Diabetes and Your Eyes: What You Need to Know

Diabetes affects the entire body, including your eyes. If you are diabetic, it is important to understand the effects that diabetes can have on your eyes.

Diabetic Retinopathy

Diabetic retinopathy is an eye disease that can affect anyone with diabetes, but it’s most common in people who have type 1 or type 2 diabetes. Diabetic retinopathy occurs when the small blood vessels in the eye become damaged. This damage can cause swelling, blood leakage, and cloudiness in the vision field. Over time, diabetic retinopathy can lead to blindness.

Common symptoms include floaters, blurry vision, seeing spots before your eyes, and persistent vision loss. All of these are signs that you should get your vision exam immediately! Symptoms can often be treated with medication, so be sure to contact your doctor right away if you experience any changes in your vision.

The symptoms of diabetic retinopathy don’t usually appear until several years after the blood sugar first becomes elevated. That means that the sooner you begin treating your diabetes and controlling your blood sugar, the less likely you are to develop diabetic retinopathy. That’s why it’s important to get regular eye exams. Contact your dentist today to set up an appointment for your annual checkup!

Diabetic Macular Edema

People with diabetes are at a higher risk of developing diabetic retinopathy, which is a leading cause of blindness in adults in the United States. The condition develops when the small blood vessels in the retina begin to leak blood or fluid into the eye. As the vessels continue to leak, they can eventually close off and lead to retinal damage. In addition, high blood sugar itself can damage the small blood vessels in the eyes, a condition known as diabetic macular edema. This condition is characterized by blurred central vision.

Glandular dysfunction, or poor functioning of the fluid-producing glands in the eyes, can be due to both high blood sugar and high blood pressure. This can cause an increase in intraocular pressure in the eye.
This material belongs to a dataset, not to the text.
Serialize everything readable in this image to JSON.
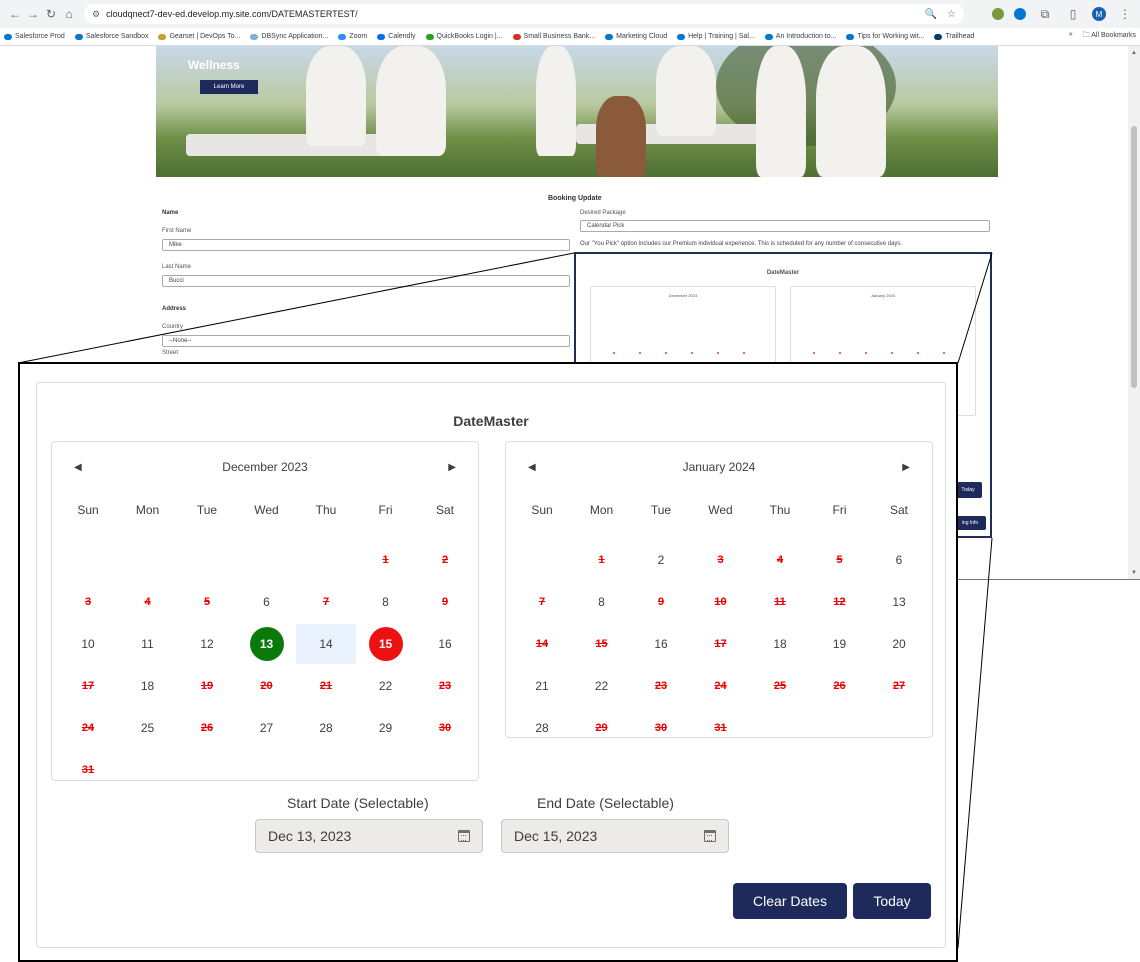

If untreated, it can cause damage to the optic nerve and eventually lead to blindness.

People can develop diabetic glaucoma at any age; however, the risk increases with age. It’s important to have your eyes checked regularly by an ophthalmologist. If you are diagnosed with glaucoma, a treatment plan may include medication to lower your eye pressure and management of your diabetes and blood pressure. Regular eye exams are also important to ensure your eyes are healthy. 

Diabetic Cataracts
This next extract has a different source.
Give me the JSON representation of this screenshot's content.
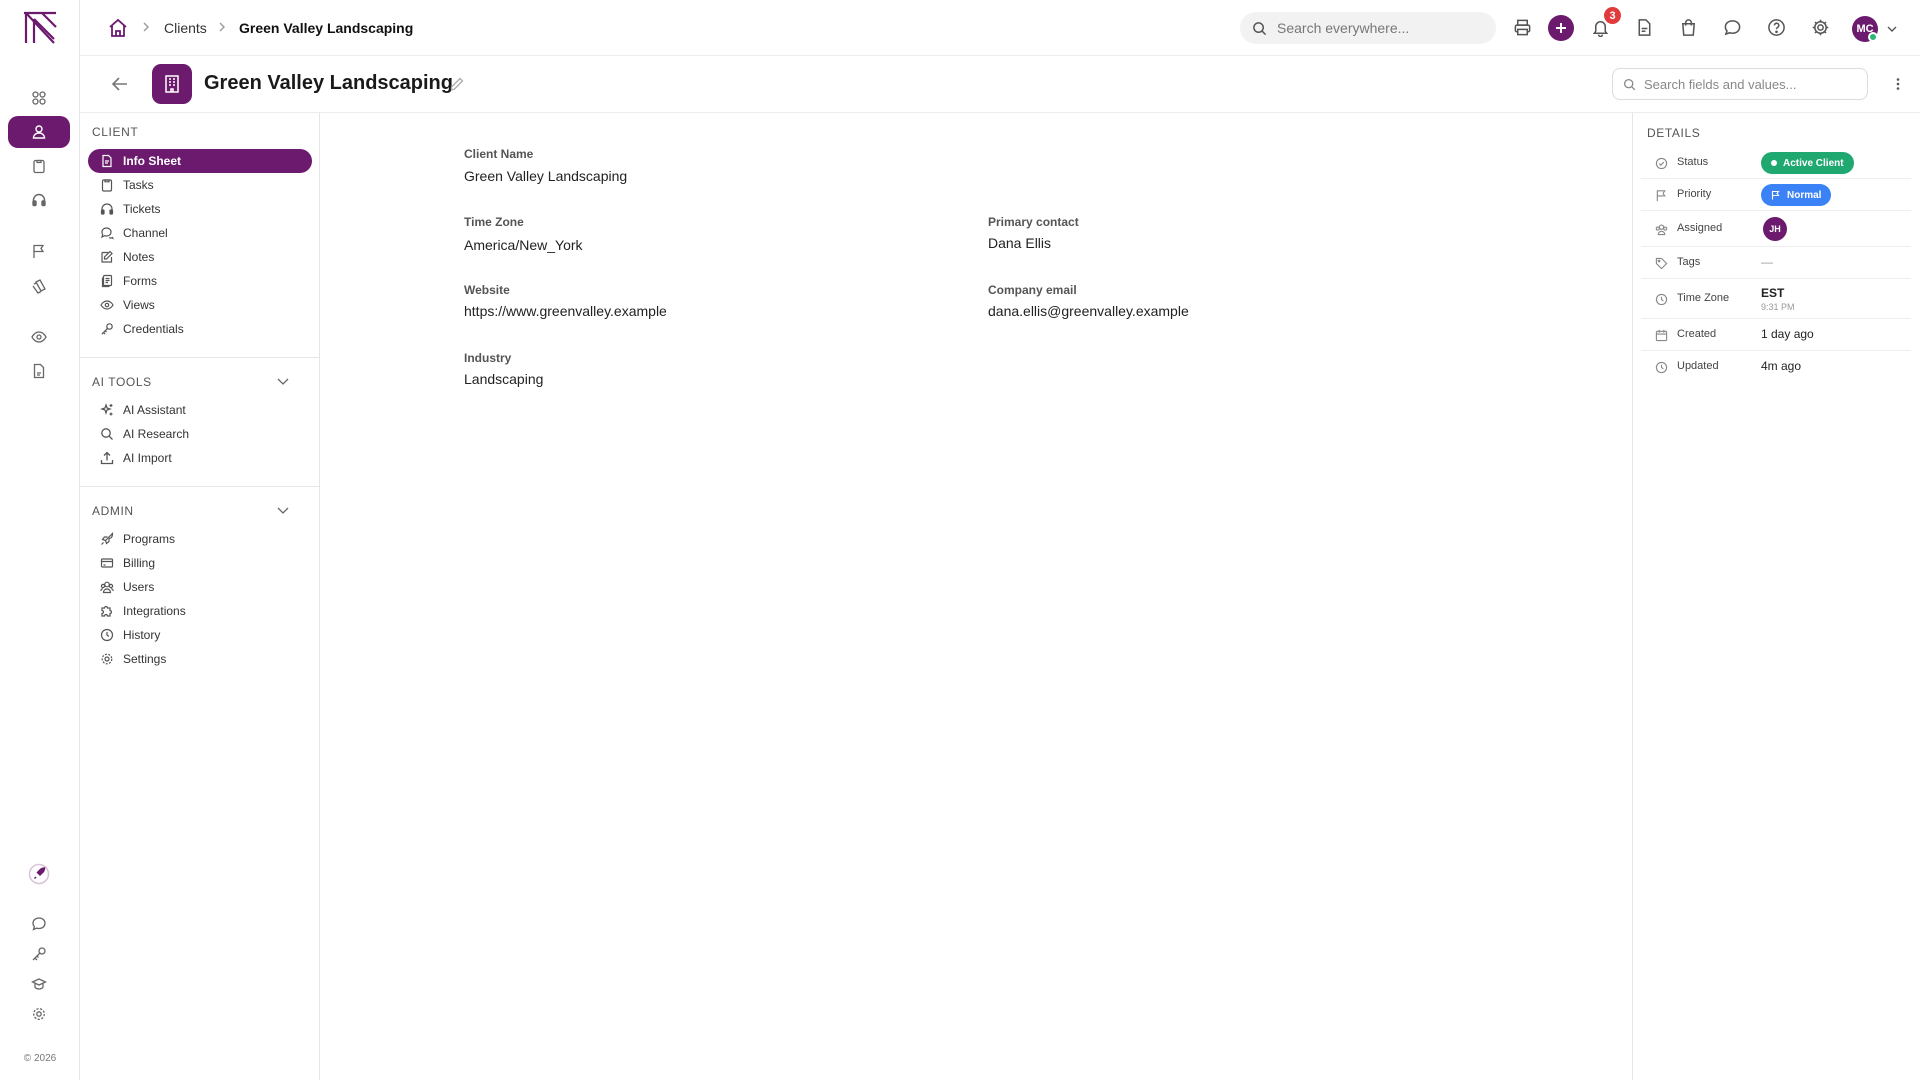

People with diabetes are more likely to have cataracts at a younger age than people without diabetes. In fact, the risk for cataracts in diabetics is so high that doctors often recommend people with diabetes undergo cataract surgery as soon as their condition is stable enough to undergo anesthesia. Early surgery can prevent vision loss that results from diabetic cataracts. If your eye doctor diagnoses you with cataracts, he or she may also refer you to an ophthalmologist who specializes in eye surgery for diabetics for further care.
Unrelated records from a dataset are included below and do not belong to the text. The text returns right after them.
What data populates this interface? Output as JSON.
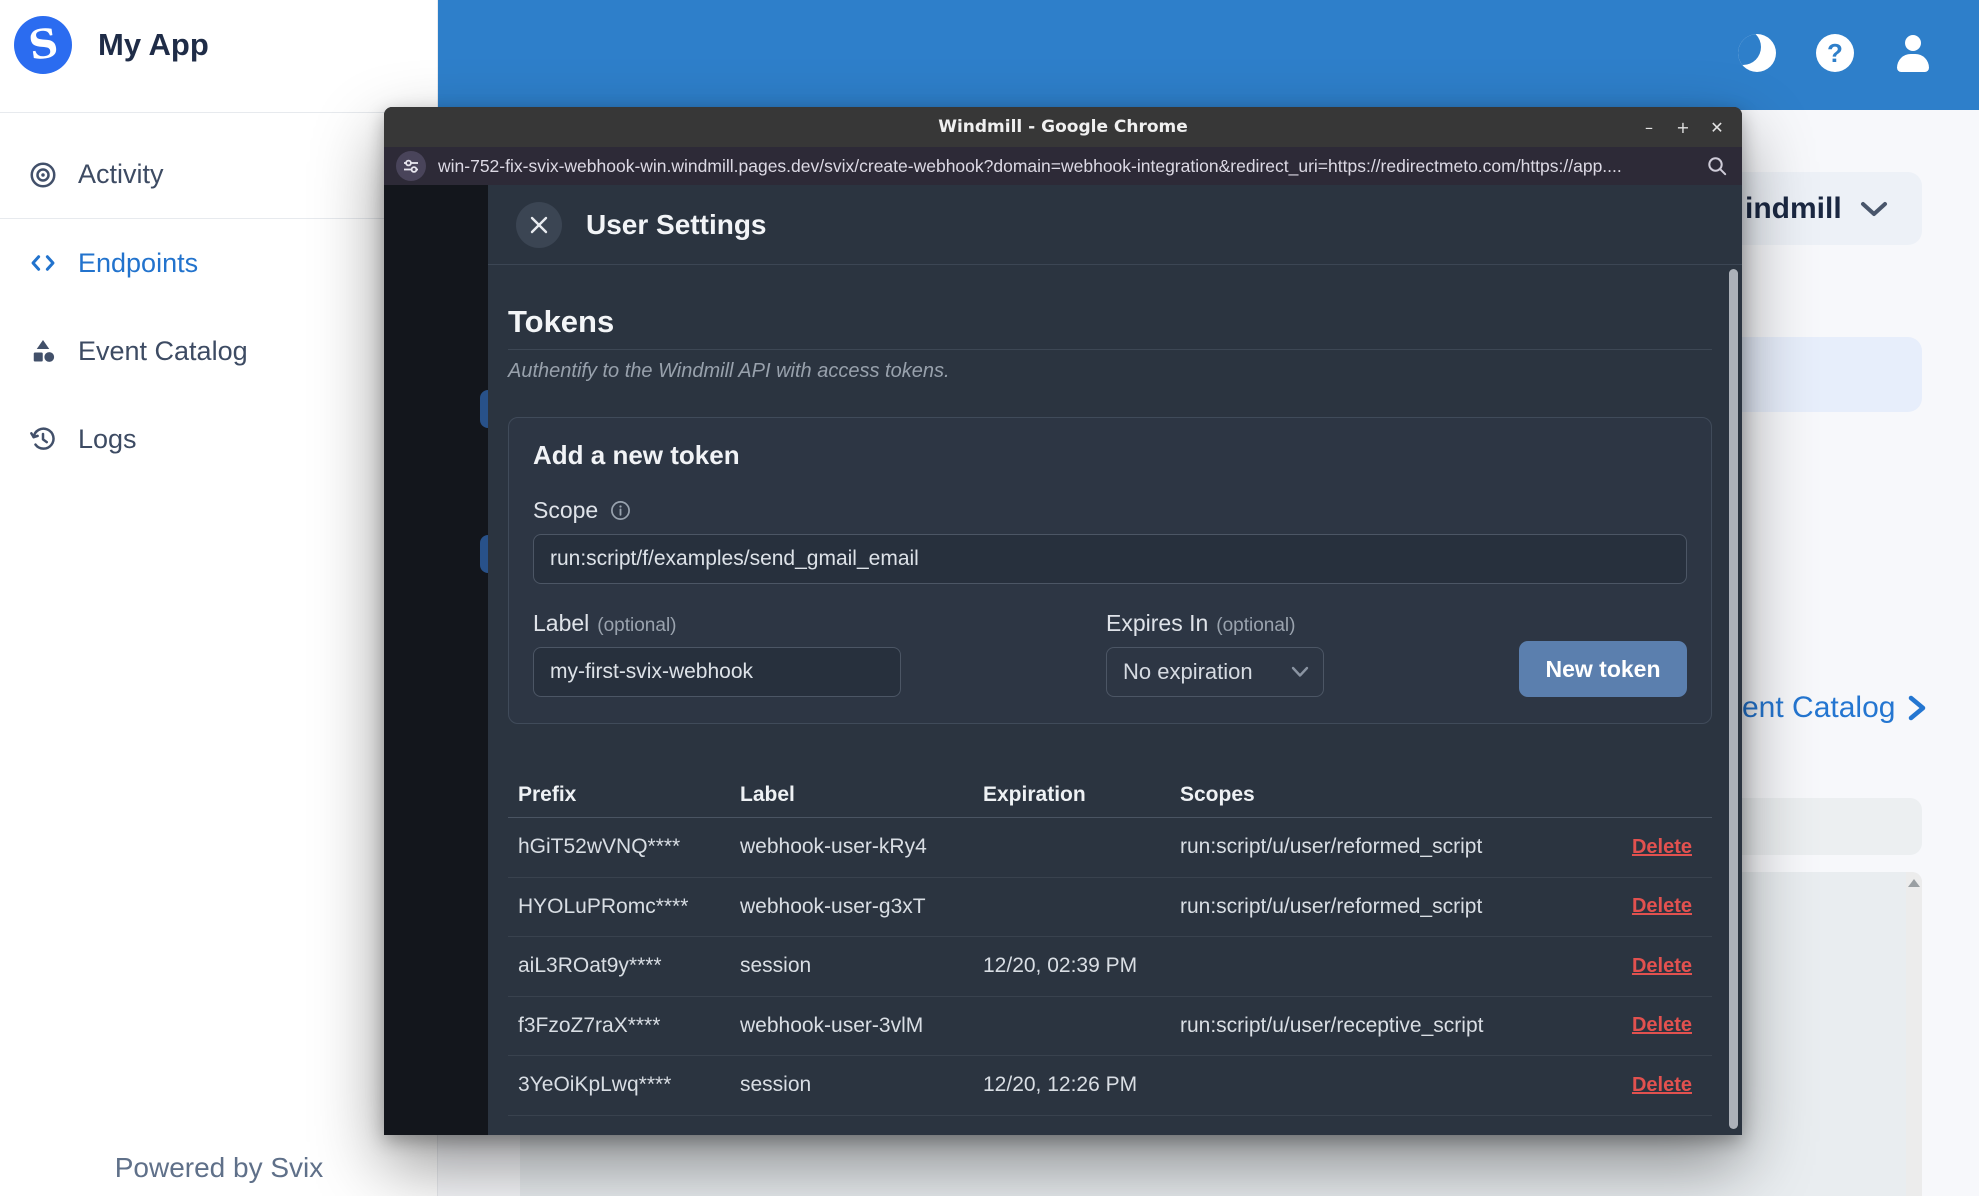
{
  "app": {
    "name": "My App",
    "powered_by": "Powered by Svix",
    "nav": [
      {
        "label": "Activity"
      },
      {
        "label": "Endpoints",
        "active": true
      },
      {
        "label": "Event Catalog"
      },
      {
        "label": "Logs"
      }
    ],
    "help_glyph": "?",
    "background_fragments": {
      "environment_dropdown": "indmill",
      "event_catalog_link": "ent Catalog"
    },
    "colors": {
      "header_blue": "#2e7fca",
      "accent_blue": "#2273cd",
      "logo_blue": "#2b6cf0"
    }
  },
  "browser": {
    "window_title": "Windmill - Google Chrome",
    "controls": {
      "minimize": "–",
      "maximize": "+",
      "close": "✕"
    },
    "url": "win-752-fix-svix-webhook-win.windmill.pages.dev/svix/create-webhook?domain=webhook-integration&redirect_uri=https://redirectmeto.com/https://app...."
  },
  "modal": {
    "title": "User Settings",
    "section": {
      "heading": "Tokens",
      "description": "Authentify to the Windmill API with access tokens."
    },
    "add_token": {
      "heading": "Add a new token",
      "scope_label": "Scope",
      "scope_value": "run:script/f/examples/send_gmail_email",
      "label_label": "Label",
      "optional": "(optional)",
      "label_value": "my-first-svix-webhook",
      "expires_label": "Expires In",
      "expires_value": "No expiration",
      "button_label": "New token",
      "button_color": "#5b7fae"
    },
    "table": {
      "headers": [
        "Prefix",
        "Label",
        "Expiration",
        "Scopes"
      ],
      "delete_label": "Delete",
      "delete_color": "#e2514f",
      "rows": [
        {
          "prefix": "hGiT52wVNQ****",
          "label": "webhook-user-kRy4",
          "expiration": "",
          "scopes": "run:script/u/user/reformed_script"
        },
        {
          "prefix": "HYOLuPRomc****",
          "label": "webhook-user-g3xT",
          "expiration": "",
          "scopes": "run:script/u/user/reformed_script"
        },
        {
          "prefix": "aiL3ROat9y****",
          "label": "session",
          "expiration": "12/20, 02:39 PM",
          "scopes": ""
        },
        {
          "prefix": "f3FzoZ7raX****",
          "label": "webhook-user-3vlM",
          "expiration": "",
          "scopes": "run:script/u/user/receptive_script"
        },
        {
          "prefix": "3YeOiKpLwq****",
          "label": "session",
          "expiration": "12/20, 12:26 PM",
          "scopes": ""
        }
      ]
    }
  }
}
If left untreated, cataracts can eventually lead to blindness. However, there are treatments available that can slow or stop the progression of cataracts as well as restore vision if it becomes impaired. If you suspect you have cataracts, make an appointment with your optometrist or ophthalmologist for treatment as soon as possible.

At Summerlin Vision, we firmly believe that everyone should have regular comprehensive eye exams. We are located at 900 S Pavilion Center Dr #140, Las Vegas, NV 89144. You can also reach us at (702) 243-8788 and schedule an appointment.


900 S Pavilion Center Dr #140,
Las Vegas, NV 89144

Office Hours

MON - THU8:30 am - 5:00 pm

FRIBy appointments only

SAT - SUNClosed